Back injuries, pulls and strains can happen to anyone, but they might be more common with age and with increased activity. Luckily, there are preventative measures you can easily incorporate into your everyday routine, as well as some strategies to help your body heal if you do find yourself injured.

Acute lower back pain is most likely linked to a muscle or ligament strain. Either of these tissues can become stretched or torn from activity, leading to spasms and pain in the lower back. If you notice chronic back pain that doesn’t get better over time or acute pain that inhibits everyday activities, consider visiting a doctor.

It’s possible to manage these types of aches at home, however. Most of these injuries take a few days or weeks to heal, but sometimes the process can last longer. For the easiest recovery, take care of your body the moment you start to feel pain. If the pain is severe, rest for a day or two — but usually no longer than that, or you run the risk of weakening your muscles and increasing the chance of further injury once you get moving again.

Here Are Some Additional Tips to Address Lower Back Pain:

  • Applying a cold pack following an injury can help reduce swelling. Follow with heat therapy to stimulate blood flow so your body can repair the tissue.
  • Anti-inflammatory medication can target the source of inflammation and reduce it.
  • Other pain medications or muscle relaxers, which require a prescription, are also an option.
  • Visiting a chiropractor or massage therapist can assist with loosening tight muscles and the promotion of the body’s natural healing process.
  • Lower back exercises can encourage the body to heal and keep your muscles used to movement. Be sure to know your limits and to stop if anything hurts severely. You should also modify any regular exercise you do on a day-to-day basis to make sure you don’t quickly re-injure the area.
  • Yoga offers some especially helpful benefits for your lower back, when practiced regularly. There are also specific poses that can help alleviate pain and increase blood flow to your back.
  • Keep moving! As long as your doctor is okay with it — and you aren’t overdoing it — keep your body moving. Weakened core and back muscles mean a higher probability of future injuries. Once you feel you are back to 100 percent, find a way to keep these muscles active and strong.
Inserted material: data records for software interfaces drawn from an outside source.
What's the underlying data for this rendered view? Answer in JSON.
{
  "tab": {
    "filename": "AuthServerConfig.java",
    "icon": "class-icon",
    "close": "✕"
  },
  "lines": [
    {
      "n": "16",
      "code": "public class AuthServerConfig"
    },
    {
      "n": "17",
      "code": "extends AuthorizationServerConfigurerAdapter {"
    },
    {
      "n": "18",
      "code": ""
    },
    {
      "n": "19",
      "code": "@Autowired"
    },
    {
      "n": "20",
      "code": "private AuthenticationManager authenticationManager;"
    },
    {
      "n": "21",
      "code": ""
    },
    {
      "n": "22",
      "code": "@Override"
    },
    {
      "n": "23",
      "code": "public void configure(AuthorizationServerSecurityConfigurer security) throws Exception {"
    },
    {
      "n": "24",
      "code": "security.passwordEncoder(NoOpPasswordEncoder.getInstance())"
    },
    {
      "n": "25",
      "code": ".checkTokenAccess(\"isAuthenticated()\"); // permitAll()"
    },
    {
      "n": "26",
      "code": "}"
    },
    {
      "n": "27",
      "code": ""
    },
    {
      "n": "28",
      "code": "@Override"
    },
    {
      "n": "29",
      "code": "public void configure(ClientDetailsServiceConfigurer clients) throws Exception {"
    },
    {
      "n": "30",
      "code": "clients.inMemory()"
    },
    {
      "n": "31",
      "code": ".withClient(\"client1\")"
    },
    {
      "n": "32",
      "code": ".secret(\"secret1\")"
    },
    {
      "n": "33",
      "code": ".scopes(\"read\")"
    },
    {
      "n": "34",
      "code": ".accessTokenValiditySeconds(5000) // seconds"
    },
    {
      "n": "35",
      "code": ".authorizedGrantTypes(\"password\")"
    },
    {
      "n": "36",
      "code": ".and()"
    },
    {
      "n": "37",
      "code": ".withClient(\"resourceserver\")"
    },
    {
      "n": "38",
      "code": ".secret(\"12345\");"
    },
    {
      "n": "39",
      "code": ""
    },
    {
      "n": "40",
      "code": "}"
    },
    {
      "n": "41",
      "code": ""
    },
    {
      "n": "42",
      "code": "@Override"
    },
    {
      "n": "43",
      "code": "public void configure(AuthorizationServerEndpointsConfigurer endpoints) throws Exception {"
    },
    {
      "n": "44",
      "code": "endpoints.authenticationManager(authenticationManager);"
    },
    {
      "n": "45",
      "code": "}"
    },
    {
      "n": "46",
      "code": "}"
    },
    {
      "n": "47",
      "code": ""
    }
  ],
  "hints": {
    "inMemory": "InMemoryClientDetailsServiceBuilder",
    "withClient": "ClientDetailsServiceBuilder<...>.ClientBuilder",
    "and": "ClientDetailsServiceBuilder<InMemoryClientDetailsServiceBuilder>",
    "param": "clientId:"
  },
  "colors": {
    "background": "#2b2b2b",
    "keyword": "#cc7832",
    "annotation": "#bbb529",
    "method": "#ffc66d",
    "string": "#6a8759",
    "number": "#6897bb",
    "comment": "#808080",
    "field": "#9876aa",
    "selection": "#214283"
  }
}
This article was originally published on www.Care2.com. Read the original here.

By Katie Medlock

Source: www.theepochtimes.com